Just several hours after the news on the bash vulnerability (covered under CVE-2014-7169) broke out, it was reportedly being exploited in the wild already. This vulnerability can allow execution of arbitrary code, thus compromising the security of systems. Some of the possible scenarios that attackers can do range from changing the contents of web server and website code to defacing the website to even stealing user data from databases, among others.
We spotted samples which are the payload of the actual exploit code. Detected as ELF_BASHLITE.A (also known as ELF_FLOODER.W), this malware is capable of launching distributed denial-of-service (DDoS) attacks. Some of the related commands it executes are
- HOLD pause or delay attack for specified duration
- JUNK Junk Flooding
- UDP DDoS using UDP packet
- TCP DDoS using TCP packet
- KILLATTK – terminate attack thread
- LOLNOGTFO – terminate bot
It also has the capability to do brute force login, enabling attackers to possibly get the list of login usernames and passwords. Based on our analysis, ELF_BASHLITE.A also connects to a C&C server, 89[dot]238[dot]150[dot]154[colon]5.
Figure 1. Threat infection diagram (Click image to enlarge)
Below is the screenshot of the code depicting the arrival of malware on a system:
As discussed in our earlier post, the severity of this vulnerability is serious given that web servers are mostly affected. It (vulnerability) also poses risks to Internet of Everything/Internet of Things devices that have Linux (and Bash) on them. It was also reported that it affects Bitcoin/Bitcoin mining, thus attackers may possibly/potentially create armies of bots through this.
The related hash for this attack is 0229e6fa359bce01954651df2cdbddcdf3e24776.
Trend Micro Solutions for Shellshock:
The Trend Micro Smart Protection Network protects users from the BASHLITE variant mentioned above. We will continuously monitor for any other exploits abusing this vulnerability. On the other hand, attempts to exploit the Shellshock vulnerability on the network can be detected via the following Deep Discovery rule:
- 1618 – Shellshock HTTP REQUEST
Other Trend Micro products (Trend Micro OSCE, IWSVA and Titanium) detect this as CVE-2014-6271-SHELLSHOCK_REQUEST.
In addition, Trend Micro Deep Security protects users from this Bash vulnerability through the following DPI rule:
- 1006256 – GNU Bash Remote Code Execution Vulnerability
Other users who may want to check if they are affected should check our free protection for Shellshock. We’ve also released browser extension and device scanners to protect users’ browsers and devices against the risks posed by Bash bug vulnerability. These tools can scan devices to detect if has been affected by the bug.
The Latest Developments on Shellshock:
We have monitored the developments around this topic and documented them here:
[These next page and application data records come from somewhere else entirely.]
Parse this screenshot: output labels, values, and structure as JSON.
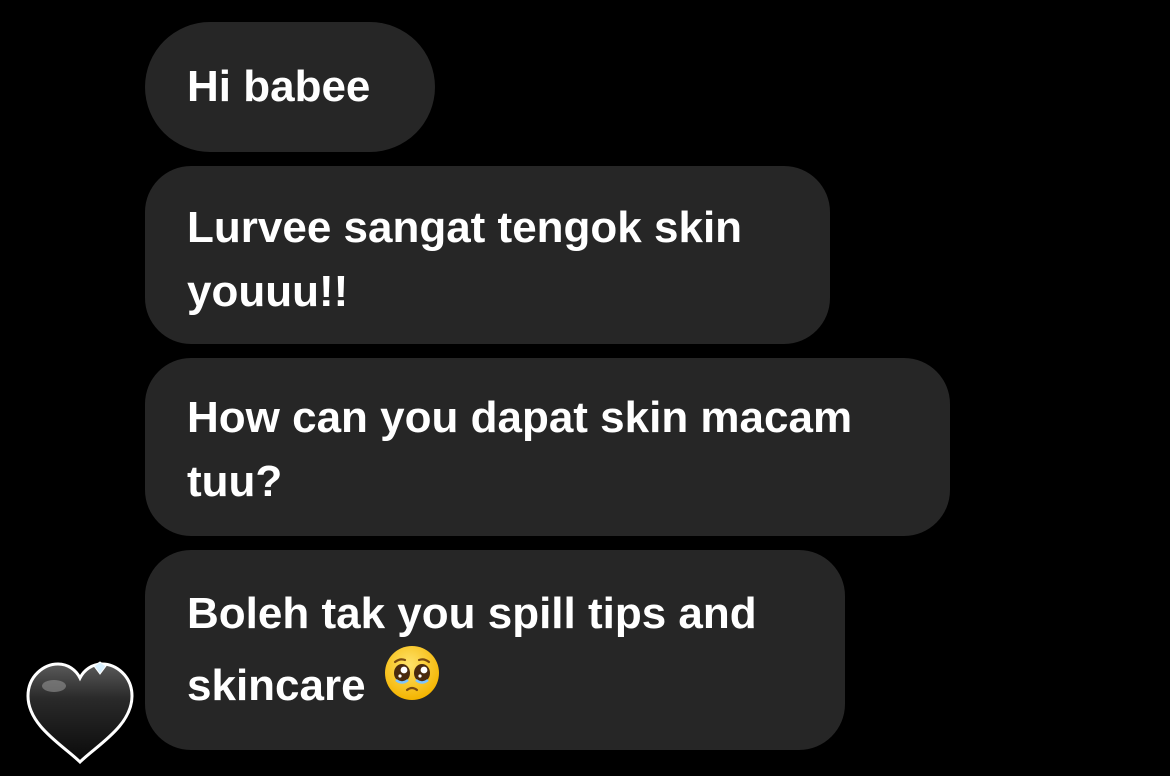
{
  "messages": [
    {
      "text": "Hi babee"
    },
    {
      "text": "Lurvee sangat tengok skin youuu!!"
    },
    {
      "text": "How can you dapat skin macam tuu?"
    },
    {
      "text": "Boleh tak you spill tips and skincare",
      "emoji": "pleading-face-icon"
    }
  ],
  "avatar": {
    "icon": "black-heart-icon"
  },
  "colors": {
    "background": "#000000",
    "bubble": "#262626",
    "text": "#ffffff"
  }
}
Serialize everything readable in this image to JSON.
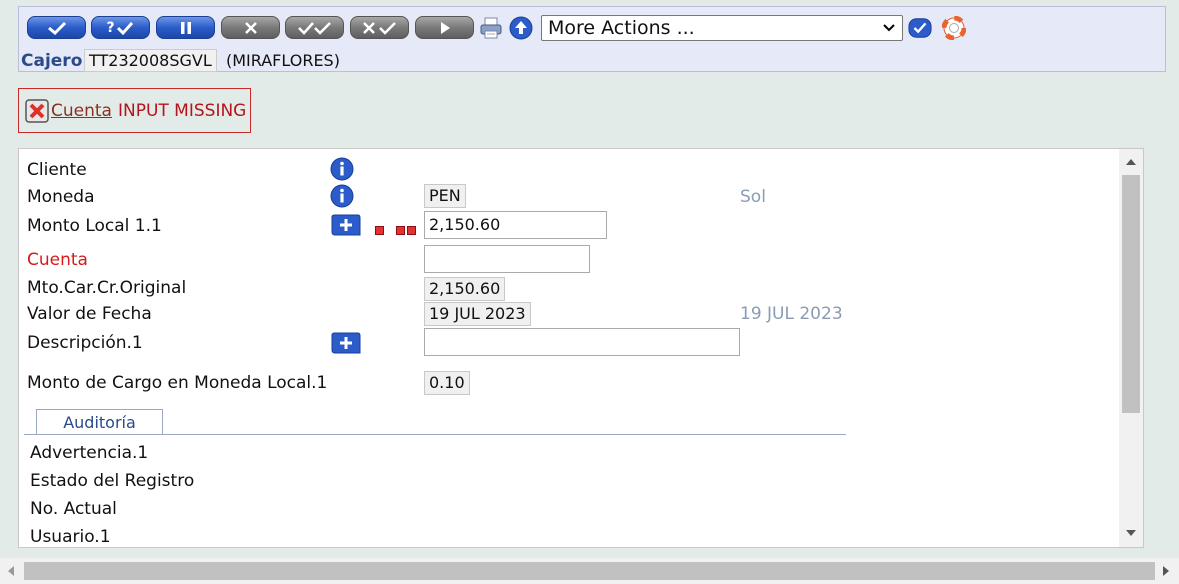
{
  "toolbar": {
    "buttons": [
      {
        "name": "commit-button",
        "label": "",
        "icon": "check-icon",
        "color": "blue"
      },
      {
        "name": "validate-button",
        "label": "?",
        "icon": "question-check-icon",
        "color": "blue"
      },
      {
        "name": "hold-button",
        "label": "",
        "icon": "pause-icon",
        "color": "blue"
      },
      {
        "name": "delete-button",
        "label": "",
        "icon": "x-icon",
        "color": "gray"
      },
      {
        "name": "authorise-button",
        "label": "",
        "icon": "double-check-icon",
        "color": "gray"
      },
      {
        "name": "reverse-button",
        "label": "",
        "icon": "x-check-icon",
        "color": "gray"
      },
      {
        "name": "next-button",
        "label": "",
        "icon": "play-icon",
        "color": "gray"
      }
    ],
    "more_actions_value": "More Actions ...",
    "cajero_label": "Cajero",
    "cajero_value": "TT232008SGVL",
    "cajero_location": "(MIRAFLORES)"
  },
  "error": {
    "link_text": "Cuenta",
    "message": "INPUT MISSING"
  },
  "form": {
    "cliente_label": "Cliente",
    "moneda_label": "Moneda",
    "moneda_value": "PEN",
    "moneda_desc": "Sol",
    "monto_label": "Monto Local 1.1",
    "monto_value": "2,150.60",
    "cuenta_label": "Cuenta",
    "cuenta_value": "",
    "mto_label": "Mto.Car.Cr.Original",
    "mto_value": "2,150.60",
    "fecha_label": "Valor de Fecha",
    "fecha_value": "19 JUL 2023",
    "fecha_desc": "19 JUL 2023",
    "descripcion_label": "Descripción.1",
    "descripcion_value": "",
    "cargo_label": "Monto de Cargo en Moneda Local.1",
    "cargo_value": "0.10"
  },
  "audit": {
    "tab_label": "Auditoría",
    "items": [
      "Advertencia.1",
      "Estado del Registro",
      "No. Actual",
      "Usuario.1"
    ]
  },
  "colors": {
    "accent_blue": "#2b5cc9",
    "error_red": "#b3141b",
    "label_blue": "#2a4a8a"
  }
}
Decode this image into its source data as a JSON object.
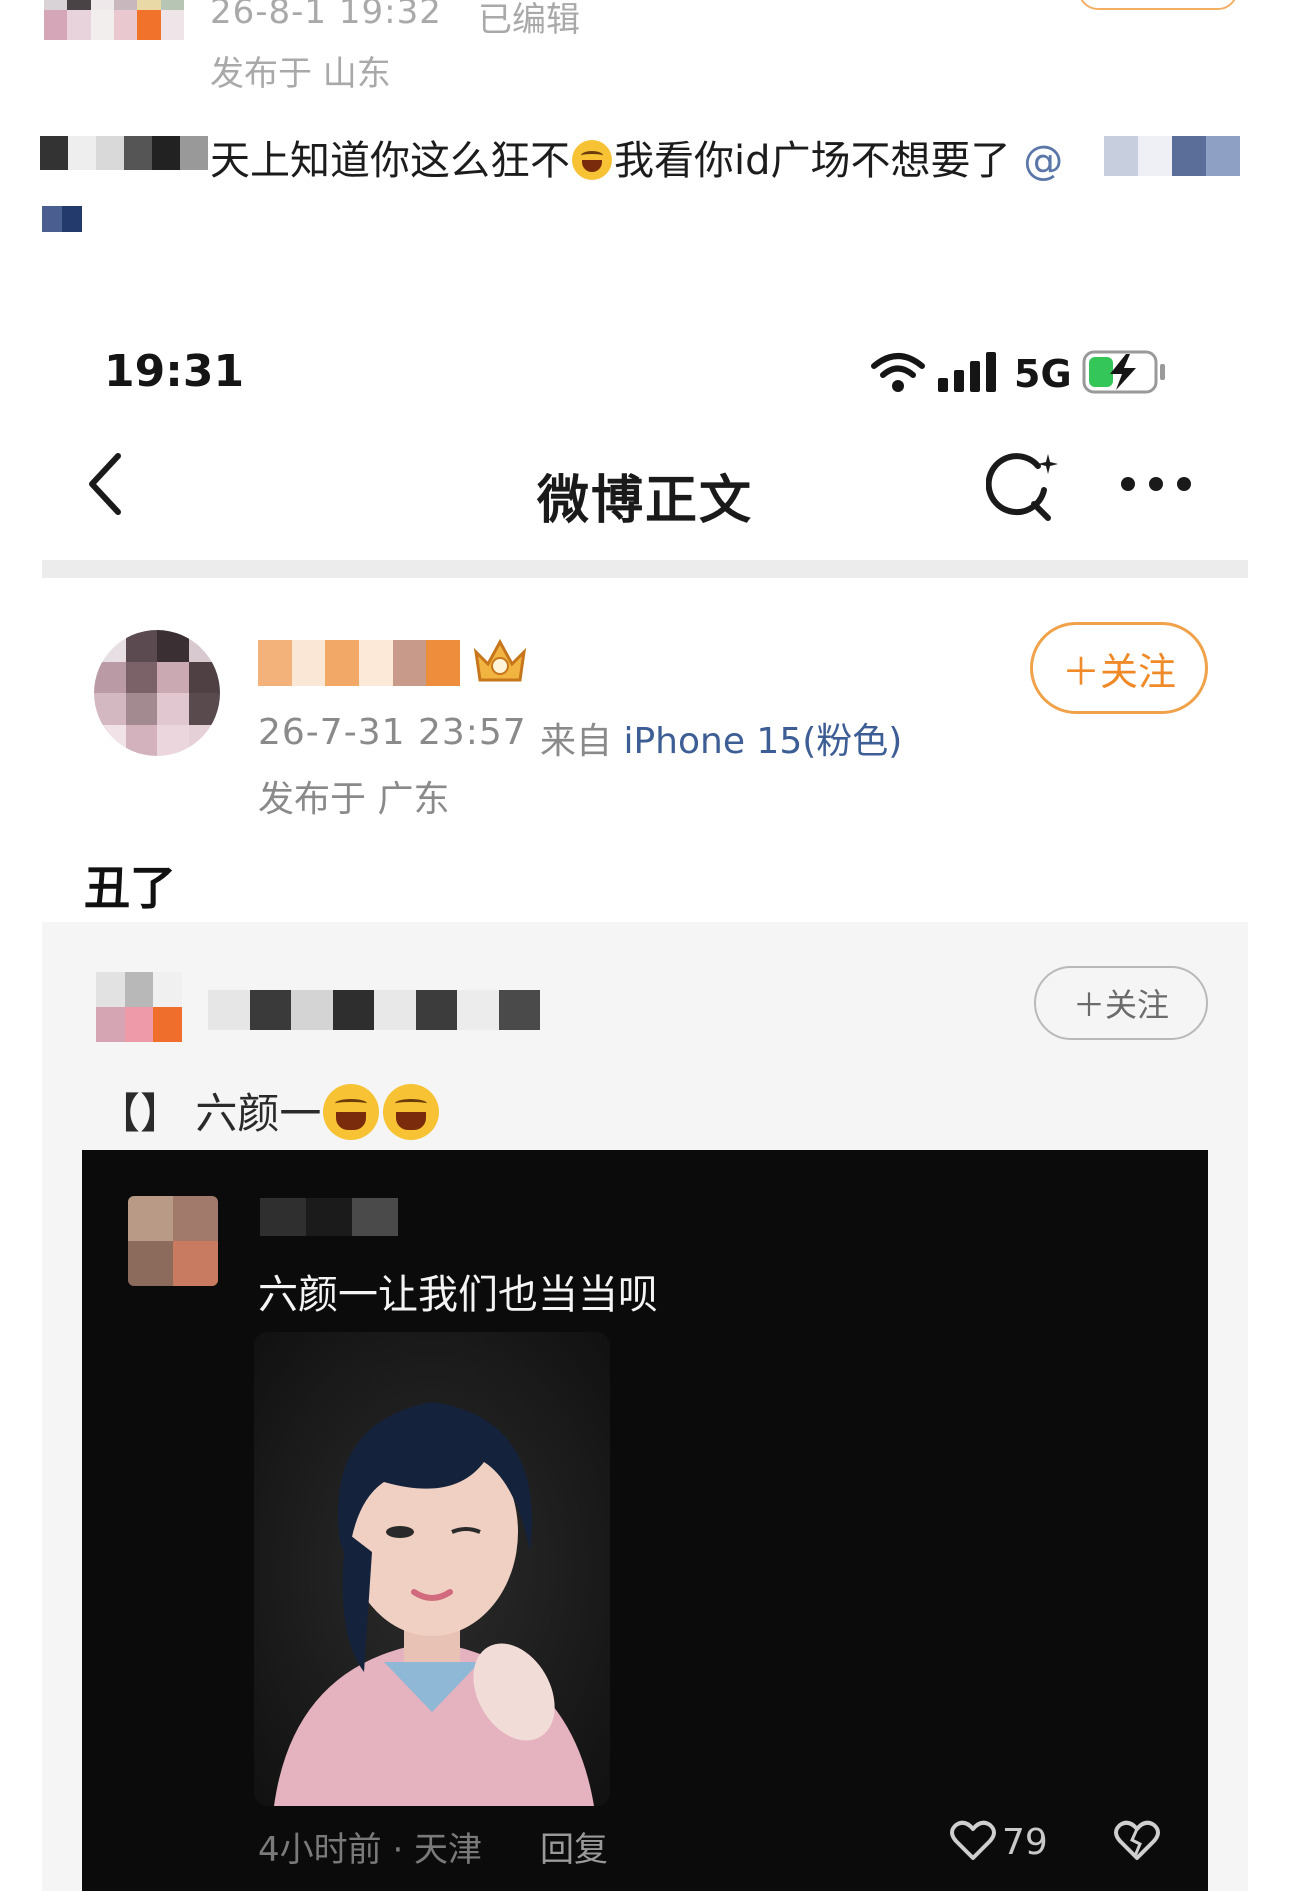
{
  "outer_post": {
    "time": "26-8-1 19:32",
    "edited_label": "已编辑",
    "location": "发布于 山东",
    "text_visible": "天上知道你这么狂不",
    "text_after_emoji": "我看你id广场不想要了",
    "mention_prefix": "@"
  },
  "status_bar": {
    "time": "19:31",
    "network": "5G"
  },
  "nav": {
    "title": "微博正文"
  },
  "post": {
    "time": "26-7-31 23:57",
    "source_prefix": "来自",
    "device": "iPhone 15(粉色)",
    "location": "发布于 广东",
    "follow_label": "＋关注",
    "body": "丑了"
  },
  "quoted": {
    "follow_label": "＋关注",
    "text": "【】 六颜一"
  },
  "comment": {
    "text": "六颜一让我们也当当呗",
    "meta": "4小时前 · 天津",
    "reply": "回复",
    "likes": "79"
  },
  "colors": {
    "accent_orange": "#f08a28",
    "link_blue": "#3d5d95",
    "dark_panel": "#0b0b0b"
  }
}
- Information on what the Shellshock vulnerability is, the risks it poses, and what can be done about it
- Possible attack scenarios using Shellshock exploits
- Further investigations about the botnet built using Shellshock
- The basics of the Shellshock vulnerability, and our infographic on it
We are currently doing further research analysis on this topic and will update our blog for developments. Users can also read more on this in our Simply Security blog.
With additional analysis from Rhena Inocencio, Karla Agregado, Serafin Lago, Alvin Bacani, Kim Sotalbo, Joie Salvio, and Erwina Dungca.
Update as of 1:38 PM, September 26, 2014
We spotted two malware payloads of the exploit code, one of which is detected by Trend Micro as PERL_SHELLBOT.WZ. When executed, it connects to the IRC server, fbi[dot]bot[dot]nu[colon]5190, where it receives several commands from an attacker. Some of the commands it issues include:
- cback – Execute a remote shell (/bin/sh or cmd.exe)
- download – Download from a URL and save to a specified file
- portscan – Scans an IP address for the following ports
- join – Join a channel
- part – Leave a channel
- rejoin – Leave and rejoin a channel
Another payload is detected as ELF_BASHLET.A, which connects to 27[DOT]19[DOT]159[DOT]224[COLON]4545, where it waits for commands from a malicious attacker.